What you should do - Every line holding the word "network" should be copied from the material.
╭──
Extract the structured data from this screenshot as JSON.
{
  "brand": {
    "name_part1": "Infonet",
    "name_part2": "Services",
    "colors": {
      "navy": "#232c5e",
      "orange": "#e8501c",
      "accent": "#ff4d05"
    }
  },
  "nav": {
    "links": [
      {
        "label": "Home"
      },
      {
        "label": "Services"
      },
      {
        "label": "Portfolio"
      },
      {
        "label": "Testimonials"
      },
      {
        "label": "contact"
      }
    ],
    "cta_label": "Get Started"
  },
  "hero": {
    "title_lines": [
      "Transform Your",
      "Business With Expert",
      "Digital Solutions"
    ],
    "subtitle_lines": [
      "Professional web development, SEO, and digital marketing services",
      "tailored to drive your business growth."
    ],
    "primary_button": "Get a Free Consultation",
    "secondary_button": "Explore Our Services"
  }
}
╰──
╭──
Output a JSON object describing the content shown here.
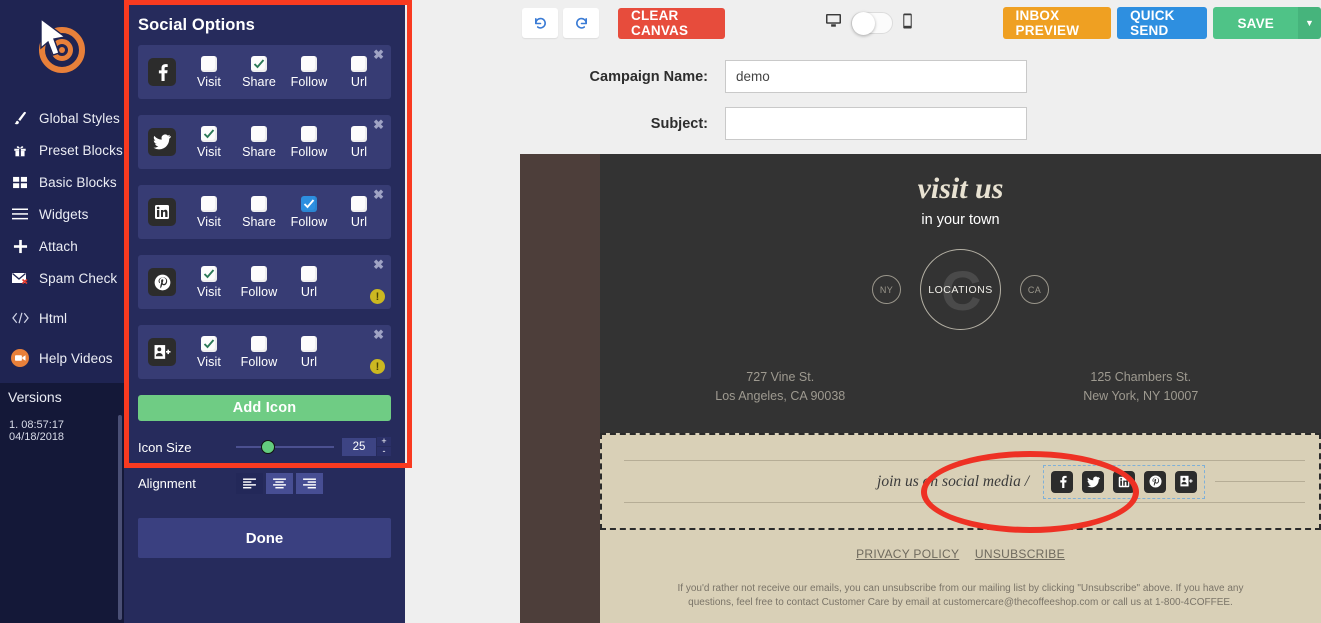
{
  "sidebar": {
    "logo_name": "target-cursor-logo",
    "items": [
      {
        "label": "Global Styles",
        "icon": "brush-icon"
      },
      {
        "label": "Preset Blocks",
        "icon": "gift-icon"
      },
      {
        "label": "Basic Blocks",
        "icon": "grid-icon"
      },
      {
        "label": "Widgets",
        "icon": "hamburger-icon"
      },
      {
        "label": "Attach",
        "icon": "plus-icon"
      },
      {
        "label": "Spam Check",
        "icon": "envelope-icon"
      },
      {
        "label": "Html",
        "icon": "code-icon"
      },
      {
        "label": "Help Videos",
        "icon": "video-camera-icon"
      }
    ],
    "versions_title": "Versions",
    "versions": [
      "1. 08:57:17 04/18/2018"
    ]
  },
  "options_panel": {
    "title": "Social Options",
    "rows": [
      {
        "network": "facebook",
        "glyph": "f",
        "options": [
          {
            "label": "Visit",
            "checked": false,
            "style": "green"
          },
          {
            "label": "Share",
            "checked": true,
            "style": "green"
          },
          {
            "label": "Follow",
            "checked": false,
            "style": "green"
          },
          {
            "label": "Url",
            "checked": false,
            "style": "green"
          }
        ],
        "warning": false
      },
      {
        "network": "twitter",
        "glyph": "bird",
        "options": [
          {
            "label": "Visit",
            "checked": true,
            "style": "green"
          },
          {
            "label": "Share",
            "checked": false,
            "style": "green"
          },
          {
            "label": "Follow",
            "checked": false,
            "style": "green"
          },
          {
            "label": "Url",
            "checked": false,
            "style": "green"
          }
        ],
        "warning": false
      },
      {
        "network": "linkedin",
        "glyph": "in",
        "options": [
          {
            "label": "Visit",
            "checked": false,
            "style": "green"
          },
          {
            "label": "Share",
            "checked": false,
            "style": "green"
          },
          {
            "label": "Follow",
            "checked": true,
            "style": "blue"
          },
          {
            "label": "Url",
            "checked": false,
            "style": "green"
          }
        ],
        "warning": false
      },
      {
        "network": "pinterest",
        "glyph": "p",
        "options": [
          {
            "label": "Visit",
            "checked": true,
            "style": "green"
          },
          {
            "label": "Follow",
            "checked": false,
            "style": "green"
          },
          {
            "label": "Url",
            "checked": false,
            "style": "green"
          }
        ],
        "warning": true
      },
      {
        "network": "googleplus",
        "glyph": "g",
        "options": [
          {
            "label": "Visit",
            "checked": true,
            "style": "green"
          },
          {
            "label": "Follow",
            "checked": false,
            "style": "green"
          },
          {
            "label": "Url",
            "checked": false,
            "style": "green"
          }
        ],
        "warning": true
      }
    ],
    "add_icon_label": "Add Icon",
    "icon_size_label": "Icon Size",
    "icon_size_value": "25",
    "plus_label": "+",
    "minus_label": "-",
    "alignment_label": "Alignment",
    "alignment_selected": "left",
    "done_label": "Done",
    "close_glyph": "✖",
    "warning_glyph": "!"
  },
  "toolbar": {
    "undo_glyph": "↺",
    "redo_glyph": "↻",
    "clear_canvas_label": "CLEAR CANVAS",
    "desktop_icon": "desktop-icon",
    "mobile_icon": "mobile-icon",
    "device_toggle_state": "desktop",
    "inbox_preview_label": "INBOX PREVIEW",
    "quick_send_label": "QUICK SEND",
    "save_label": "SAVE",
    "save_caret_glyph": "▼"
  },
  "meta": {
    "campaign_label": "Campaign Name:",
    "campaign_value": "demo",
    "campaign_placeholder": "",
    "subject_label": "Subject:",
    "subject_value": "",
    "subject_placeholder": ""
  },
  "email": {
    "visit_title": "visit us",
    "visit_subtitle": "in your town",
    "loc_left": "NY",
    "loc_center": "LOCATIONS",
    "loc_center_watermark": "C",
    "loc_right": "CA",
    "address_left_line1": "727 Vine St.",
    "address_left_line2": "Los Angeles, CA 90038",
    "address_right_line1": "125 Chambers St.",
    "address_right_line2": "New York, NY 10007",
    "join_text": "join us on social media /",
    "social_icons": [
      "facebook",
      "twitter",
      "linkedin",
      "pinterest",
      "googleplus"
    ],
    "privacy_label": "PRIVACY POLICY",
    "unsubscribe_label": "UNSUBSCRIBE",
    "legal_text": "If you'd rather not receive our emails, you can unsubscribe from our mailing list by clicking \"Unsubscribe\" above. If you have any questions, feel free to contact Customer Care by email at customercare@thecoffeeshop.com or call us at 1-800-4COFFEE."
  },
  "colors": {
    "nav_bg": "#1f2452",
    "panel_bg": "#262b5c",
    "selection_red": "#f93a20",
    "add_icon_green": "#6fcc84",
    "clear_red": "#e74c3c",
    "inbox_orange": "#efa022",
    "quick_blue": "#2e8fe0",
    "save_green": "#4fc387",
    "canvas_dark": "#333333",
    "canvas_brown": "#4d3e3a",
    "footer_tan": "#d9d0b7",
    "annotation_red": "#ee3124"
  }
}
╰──
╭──
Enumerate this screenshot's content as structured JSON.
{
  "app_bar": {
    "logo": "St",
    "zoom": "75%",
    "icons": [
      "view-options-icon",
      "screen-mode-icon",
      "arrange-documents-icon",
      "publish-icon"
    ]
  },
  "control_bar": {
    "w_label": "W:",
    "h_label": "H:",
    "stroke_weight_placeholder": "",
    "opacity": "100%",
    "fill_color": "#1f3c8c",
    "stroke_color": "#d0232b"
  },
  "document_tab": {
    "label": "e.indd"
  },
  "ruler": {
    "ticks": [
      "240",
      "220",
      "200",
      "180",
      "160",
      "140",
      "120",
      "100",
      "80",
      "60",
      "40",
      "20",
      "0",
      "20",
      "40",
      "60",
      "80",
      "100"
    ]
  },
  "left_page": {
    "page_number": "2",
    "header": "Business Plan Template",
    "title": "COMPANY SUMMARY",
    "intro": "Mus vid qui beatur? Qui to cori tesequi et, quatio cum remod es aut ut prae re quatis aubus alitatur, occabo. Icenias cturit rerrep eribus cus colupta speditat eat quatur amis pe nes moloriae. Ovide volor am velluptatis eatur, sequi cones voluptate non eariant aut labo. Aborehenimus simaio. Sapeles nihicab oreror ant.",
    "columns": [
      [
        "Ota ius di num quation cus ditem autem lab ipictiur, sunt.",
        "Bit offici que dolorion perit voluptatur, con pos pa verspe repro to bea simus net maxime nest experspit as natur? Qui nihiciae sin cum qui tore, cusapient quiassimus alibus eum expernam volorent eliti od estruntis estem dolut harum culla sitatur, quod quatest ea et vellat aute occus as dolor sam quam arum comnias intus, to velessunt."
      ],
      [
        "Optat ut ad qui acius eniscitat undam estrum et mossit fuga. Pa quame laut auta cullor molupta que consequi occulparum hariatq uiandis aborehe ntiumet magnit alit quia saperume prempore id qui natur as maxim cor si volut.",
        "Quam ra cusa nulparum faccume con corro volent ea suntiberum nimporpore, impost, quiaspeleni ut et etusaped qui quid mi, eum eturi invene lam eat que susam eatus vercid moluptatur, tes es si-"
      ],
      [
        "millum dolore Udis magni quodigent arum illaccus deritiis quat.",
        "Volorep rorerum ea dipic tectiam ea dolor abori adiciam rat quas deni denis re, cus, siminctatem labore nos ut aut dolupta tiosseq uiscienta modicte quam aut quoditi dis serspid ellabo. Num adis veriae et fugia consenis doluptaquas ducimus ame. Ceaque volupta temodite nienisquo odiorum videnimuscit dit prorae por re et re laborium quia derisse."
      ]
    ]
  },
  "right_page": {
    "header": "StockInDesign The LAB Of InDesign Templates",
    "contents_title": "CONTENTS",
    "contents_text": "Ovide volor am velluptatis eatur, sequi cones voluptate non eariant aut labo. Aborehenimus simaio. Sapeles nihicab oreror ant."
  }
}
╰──
Response -
        "network": "facebook",
        "network": "twitter",
        "network": "linkedin",
        "network": "pinterest",
        "network": "googleplus",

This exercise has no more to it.